I was recently taking a tour and amongst them was a 16 year old lad that was greatly moved by the CWGC cemetery at Bayeux. He was drawn to the grave of Corporal Sidney Bates of the Royal Norfolk Regiment that had a great deal of messages, crosses and flags around it. Corporal Bates sacrificed himself for his platoon. Bates showed the ultimate form of leadership and bravery by doing something that was so dangerous that he didn’t make the soldiers under his command carry out the required action. I am sure he didn’t want to die, but he also didn’t want all his pals to die.
Bates came from a humble background, brought up in Camberwell South London and died at the age of only 23.
This is the announcement and accompanying citation for the decoration and was published in a supplement to the London Gazette on 2 November 1945, reading:
‘War Office, 2nd November, 1944.
Headstone in the Bayeux Commonwealth Grave Cemetery
The KING has been graciously pleased to approve the posthumous awards of the VICTORIA CROSS to:—
No. 5779898 Corporal Sidney Bates, The-Royal Norfolk Regiment (London, S.E.5).

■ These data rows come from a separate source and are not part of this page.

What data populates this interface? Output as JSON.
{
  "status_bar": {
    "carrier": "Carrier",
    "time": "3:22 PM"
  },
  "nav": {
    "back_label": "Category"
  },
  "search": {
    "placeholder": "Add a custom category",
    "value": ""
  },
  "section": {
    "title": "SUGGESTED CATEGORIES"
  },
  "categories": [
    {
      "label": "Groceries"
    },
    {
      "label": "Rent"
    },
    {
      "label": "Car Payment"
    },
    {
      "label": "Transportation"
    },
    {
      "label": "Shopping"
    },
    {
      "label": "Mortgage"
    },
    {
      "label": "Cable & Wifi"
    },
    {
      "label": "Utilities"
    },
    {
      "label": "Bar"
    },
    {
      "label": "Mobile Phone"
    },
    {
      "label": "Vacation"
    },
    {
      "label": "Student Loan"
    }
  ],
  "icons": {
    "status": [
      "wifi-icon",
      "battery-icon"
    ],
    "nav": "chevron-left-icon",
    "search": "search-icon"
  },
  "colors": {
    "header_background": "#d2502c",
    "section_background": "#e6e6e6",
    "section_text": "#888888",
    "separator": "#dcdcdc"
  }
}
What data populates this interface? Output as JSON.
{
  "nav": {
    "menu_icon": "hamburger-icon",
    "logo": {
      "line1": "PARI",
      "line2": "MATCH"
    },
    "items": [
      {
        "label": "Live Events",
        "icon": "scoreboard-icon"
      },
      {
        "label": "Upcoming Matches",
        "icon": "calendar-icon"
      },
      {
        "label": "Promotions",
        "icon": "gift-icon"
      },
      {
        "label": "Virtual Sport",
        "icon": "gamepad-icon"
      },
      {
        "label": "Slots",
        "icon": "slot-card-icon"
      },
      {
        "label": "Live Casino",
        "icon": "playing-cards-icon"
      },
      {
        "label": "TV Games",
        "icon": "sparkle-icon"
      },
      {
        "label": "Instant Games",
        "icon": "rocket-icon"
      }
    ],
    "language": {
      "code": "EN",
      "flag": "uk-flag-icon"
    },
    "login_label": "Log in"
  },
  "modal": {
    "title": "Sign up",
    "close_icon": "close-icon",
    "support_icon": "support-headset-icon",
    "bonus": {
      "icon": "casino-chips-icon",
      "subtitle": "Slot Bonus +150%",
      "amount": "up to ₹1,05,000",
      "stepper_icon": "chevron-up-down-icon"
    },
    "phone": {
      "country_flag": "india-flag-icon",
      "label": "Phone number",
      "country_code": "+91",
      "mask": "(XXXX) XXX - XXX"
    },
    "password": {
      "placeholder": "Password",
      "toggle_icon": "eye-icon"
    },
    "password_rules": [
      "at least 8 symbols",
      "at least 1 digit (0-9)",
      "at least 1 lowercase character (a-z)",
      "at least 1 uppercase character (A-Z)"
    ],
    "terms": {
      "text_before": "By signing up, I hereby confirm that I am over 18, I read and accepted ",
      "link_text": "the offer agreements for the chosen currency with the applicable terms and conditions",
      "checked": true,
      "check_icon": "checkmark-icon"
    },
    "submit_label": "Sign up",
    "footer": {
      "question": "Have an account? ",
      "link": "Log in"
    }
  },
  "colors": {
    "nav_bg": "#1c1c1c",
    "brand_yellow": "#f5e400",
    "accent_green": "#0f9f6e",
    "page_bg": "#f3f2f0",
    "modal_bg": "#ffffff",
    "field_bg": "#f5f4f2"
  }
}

In North-West West Europe on 6th August, 1944, the position held by a battalion of the Royal Norfolk Regiment near Sourdeval was attacked in strength by 10th S.S. Panzer Division. The attack started with a heavy and accurate artillery and mortar programme on .the position which the enemy had, by this time, pin-pointed. Half an hour later the main attack developed and heavy machine-gun and mortar fire was concentrated oh the point of junction of the two forward companies. Corporal Bates was commanding the right forward section of the left forward company which suffered some, casualties, so he decided to move the remnants of his section to an alternative position whence he appreciated he could better counter the enemy thrust. However, the enemy wedge grew still deeper, until there were about; 50 to 60 Germans, supported by machine guns and mortars, in the area occupied by the section. Seeing that the situation was becoming, desperate, Corporal Bates then seized a light machine-gun and charged the enemy, moving forward through a hail of bullets and spnnters and firing the gun from his hip. He was almost immediately wounded by machine-gun fire and fell to the ground, but recovered himself quickly, got up and continued advancing towards the enemy, spraying bullets from his gun as he went. His action by now was having an effect on the enemy riflemen and machine gunners but mortar bombs continued to fall all around him.
He was then hit for the second time and much more seriously and painfully wounded. However, undaunted, he staggered once more to his feet and continued towards the enemy who were now seemingly nonplussed by their inability to check him. His constant firing continued until the enemy started to withdraw before him. At this moment, he was hit for the third time by mortar bomb splinters, a wound that was to prove mortal. He again fell to the ground but continued to fire his weapon until his strength failed him. This was not, however, until the enemy Had withdrawn and the situation in this locality had been restored.
Corporal Bates died two days later from his wounds.